EASTERN WASHINGTON UNIVERSITY GALLERY OF ART
WHAT YOU SAW IS NOT THE SEA: AN INSTALLATION BY NICOLE PIETRANTONI AND DEVON WOOTTEN
Jan. 25 – March 1, 2018
Reception: an opening reception will be held Jan. 24 at noon in the EWU Gallery of Art.
Location: Eastern Washington University Gallery of Art is located in the Art Building situated in the center of the fine and performing arts complex on the EWU campus in Cheney, Washington.
Hours: gallery hours are Monday through Friday 9 a.m. to 5 p.m. and closed weekends and holidays.
Admission is free

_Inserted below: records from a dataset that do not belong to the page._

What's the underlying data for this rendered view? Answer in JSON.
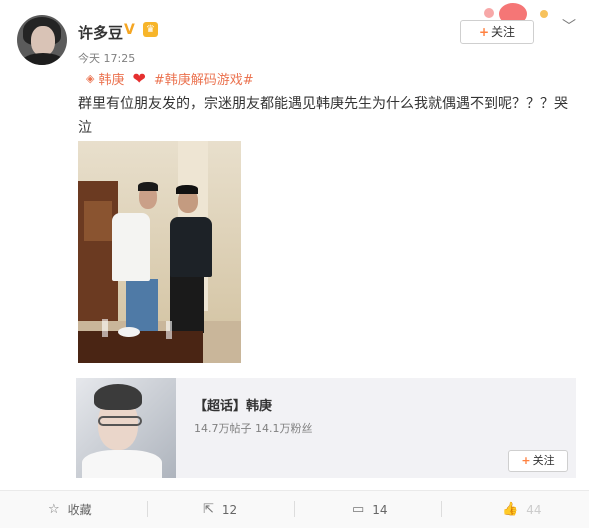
{
  "post": {
    "username": "许多豆",
    "verified_mark": "V",
    "vip_mark": "♛",
    "time": "今天 17:25",
    "follow_label": "关注",
    "tag_name": "韩庚",
    "topic": "#韩庚解码游戏#",
    "text": "群里有位朋友发的，宗迷朋友都能遇见韩庚先生为什么我就偶遇不到呢？？？哭泣"
  },
  "supertopic": {
    "title": "【超话】韩庚",
    "posts": "14.7万帖子",
    "fans": "14.1万粉丝",
    "follow_label": "关注"
  },
  "actions": {
    "favorite_label": "收藏",
    "repost_count": "12",
    "comment_count": "14",
    "like_count": "44"
  },
  "icons": [
    "avatar-icon",
    "verified-icon",
    "vip-icon",
    "plus-icon",
    "chevron-down-icon",
    "supertopic-icon",
    "heart-icon",
    "cry-emoji",
    "star-icon",
    "repost-icon",
    "comment-icon",
    "like-icon"
  ],
  "colors": {
    "accent": "#eb7350",
    "plus": "#ff8140",
    "heart": "#e5302f",
    "verified": "#f5a623"
  }
}
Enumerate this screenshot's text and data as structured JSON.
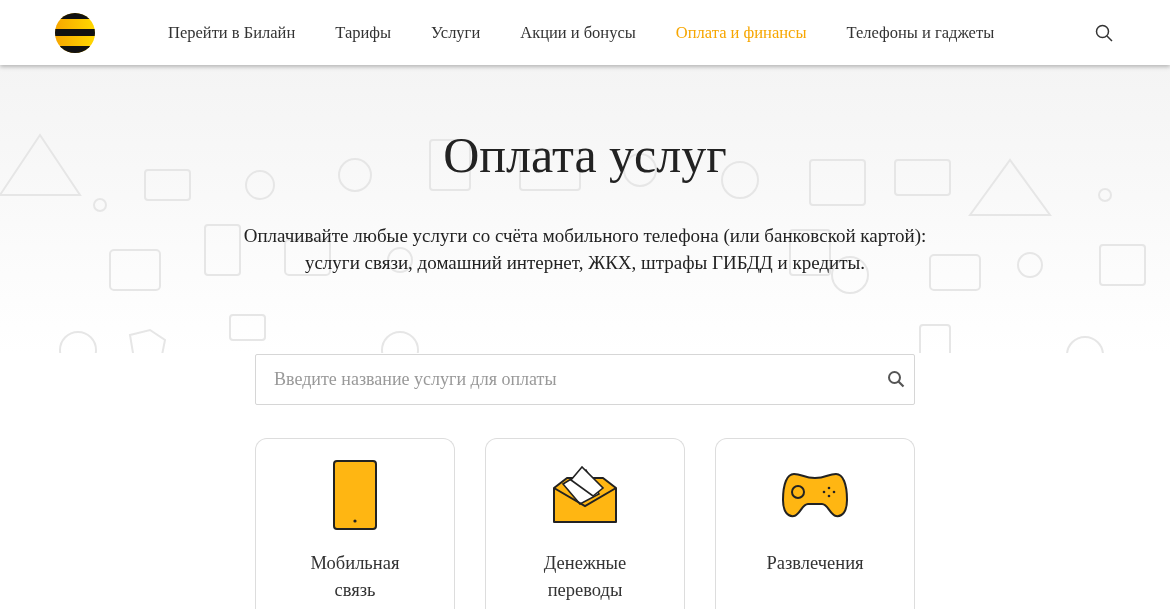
{
  "header": {
    "nav": [
      {
        "label": "Перейти в Билайн",
        "selected": false
      },
      {
        "label": "Тарифы",
        "selected": false
      },
      {
        "label": "Услуги",
        "selected": false
      },
      {
        "label": "Акции и бонусы",
        "selected": false
      },
      {
        "label": "Оплата и финансы",
        "selected": true
      },
      {
        "label": "Телефоны и гаджеты",
        "selected": false
      }
    ]
  },
  "hero": {
    "title": "Оплата услуг",
    "description": [
      "Оплачивайте любые услуги со счёта мобильного телефона (или банковской картой):",
      "услуги связи, домашний интернет, ЖКХ, штрафы ГИБДД и кредиты."
    ]
  },
  "search": {
    "placeholder": "Введите название услуги для оплаты"
  },
  "categories": [
    {
      "label": [
        "Мобильная",
        "связь"
      ]
    },
    {
      "label": [
        "Денежные",
        "переводы"
      ]
    },
    {
      "label": [
        "Развлечения"
      ]
    }
  ]
}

Eastern Washington University Gallery of Art is pleased to present What you saw is not the sea, an installation artwork by Nicole Pietrantoni and Devon Wootten, Jan. 25 through March 1, 2018. An opening reception will be held Jan. 24 at noon in the EWU Gallery of Art.
What you saw is not the sea is a new collaborative work by Nicole Pietrantoni and Devon Wootten. The installation is comprised of nearly 200 accordion books stretched across the gallery to create a fragmented image of the sea. Each accordion book contains text from Wootten’s ongoing project Best American You, selections which highlight the fundamental (and multitudinous) function of apostrophic address.
With a specific interest in photography’s relationship to representation, the visual aspect of What you saw is not the sea draws attention to our active role in constructing and idealizing landscape. The work references the encyclopedic book form, the 19th century panorama, as well as the Romantic painting tradition to interrogate the tradition of landscape photography, a tradition in which the tension between beautiful, picturesque images of nature and the near-constant threat of environmental change is particularly present.
The text included in What you saw is not the sea comes from Devon Wootten’s ongoing project, Best American You. This project (currently at bestamericanyou.com), will eventually comprise every occurrence of the word “you” from the Best American Poetry Series (1988-present). While the Best American Poetry series provides a year-by-year snapshot of “good” American poetry, it also, more interestingly, aggregates a yearly record of apostrophic poetic address.